I felt I understood what it took to make the mission happen at Barksdale being stationed here for more than four years. However, that quickly changed when we reached the 2nd Maintenance Group. I learned about all of the work Airmen continuously perform to keep the B-52 Stratofortress ready for our nation’s call, although it sounded like a different language to me. It was as if I entered a whole new world.

Our first stop was to the 2nd Maintenance Squadron where the maintainers gave us a brief demo of how to place a parachute into the plane. Chief Boling whose background is in communication successfully attached the parachute within seconds surprising the maintainer who does the job daily. At the 2nd Aircraft Maintenance Squadron, Chief Boling and I learned how they inspect every single plane to make sure they are free of cracks and ready to fly. It was my first chance to stand on top of the wings of a B-52 and it gave me an immense sense of patriotism.

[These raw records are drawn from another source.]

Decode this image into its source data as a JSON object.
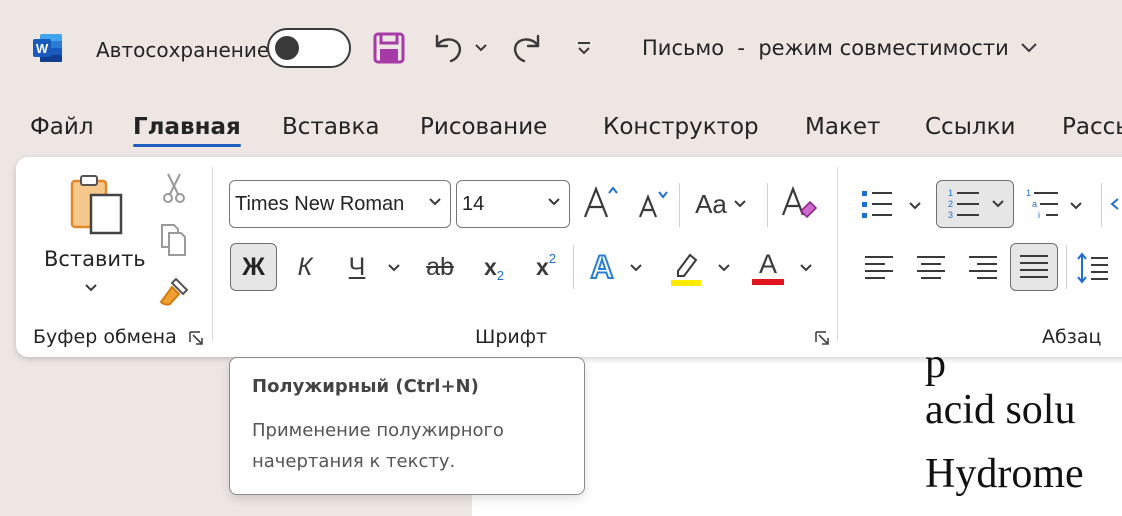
{
  "titlebar": {
    "autosave_label": "Автосохранение",
    "document_title": "Письмо  -  режим совместимости",
    "app_icon": "W"
  },
  "tabs": [
    {
      "label": "Файл",
      "active": false
    },
    {
      "label": "Главная",
      "active": true
    },
    {
      "label": "Вставка",
      "active": false
    },
    {
      "label": "Рисование",
      "active": false
    },
    {
      "label": "Конструктор",
      "active": false
    },
    {
      "label": "Макет",
      "active": false
    },
    {
      "label": "Ссылки",
      "active": false
    },
    {
      "label": "Рассь",
      "active": false
    }
  ],
  "clipboard": {
    "paste_label": "Вставить",
    "group_label": "Буфер обмена"
  },
  "font": {
    "font_name": "Times New Roman",
    "font_size": "14",
    "case_label": "Aa",
    "bold_label": "Ж",
    "italic_label": "К",
    "underline_label": "Ч",
    "strike_label": "ab",
    "subscript_label": "x",
    "subscript_mark": "2",
    "superscript_label": "x",
    "superscript_mark": "2",
    "text_effects_label": "A",
    "font_color_label": "A",
    "group_label": "Шрифт"
  },
  "paragraph": {
    "group_label": "Абзац"
  },
  "tooltip": {
    "title": "Полужирный (Ctrl+N)",
    "body": "Применение полужирного начертания к тексту."
  },
  "document": {
    "line1": "acid solu",
    "line2": "Hydrome"
  },
  "colors": {
    "word_blue": "#185abd",
    "save_purple": "#a63aa6",
    "highlight_yellow": "#ffeb00",
    "font_red": "#e0141e",
    "tab_underline": "#1f5fbf",
    "text_effects_blue": "#2a7fd4"
  }
}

When we visited the 2nd Operations Group we were able to meet Airmen who work in the 2nd Operation Support Squadron. While visiting the Integrated Operations Center I learned about how BITLs are used in aircraft to secure communications.

When Chief Boling and I visited the 2nd Medical Group, I sympathized for a couple of the Airmen in Public Health. One task they recently completed was taste testing more than 60 Meals Ready to Eat (MRE). Shockingly, MREs have an original shelf life of three years. They taste test them to ensure the MREs have not spoiled so they can extend the expiration date, which saved the Air Force around $60,000.

I must admit my favorite part of the 2nd Mission Support Group tour was visiting the 2nd Security Forces Squadron because of the wide range of skills our defenders are required to continually hone. The first thing Chief Boling and I toured was their MILO range, which is an interactive training simulation. I would describe it as a life-like video game with weapons that use CO2 cartridges to simulate recoil. In my opinion the MILO range was impressive and valuable for the simple fact that defenders could potentially be in similar scenarios depicted on the screens.

We also went to see the dog kennels, an area I have never seen before. Shortly after arrival, I was unpredictably put into a bite suit. I would be lying if I said I wasn’t nervous when Tech. Sgt. Cody came out of her kennel eager to take a bit out of me – I was immediately intimidated. I was put through different scenarios with her and I finally felt more confident that she wasn’t going to take my head off. It’s remarkable the amount of discipline these K9s have and how well they respond to their handlers.

I really appreciated the opportunity to see our world class Barksdale Airmen leading the way every day. I now have a deeper understanding of how all of the career fields work together to complete our mission of providing nuclear deterrence, combat power and combat support…anytime, anywhere.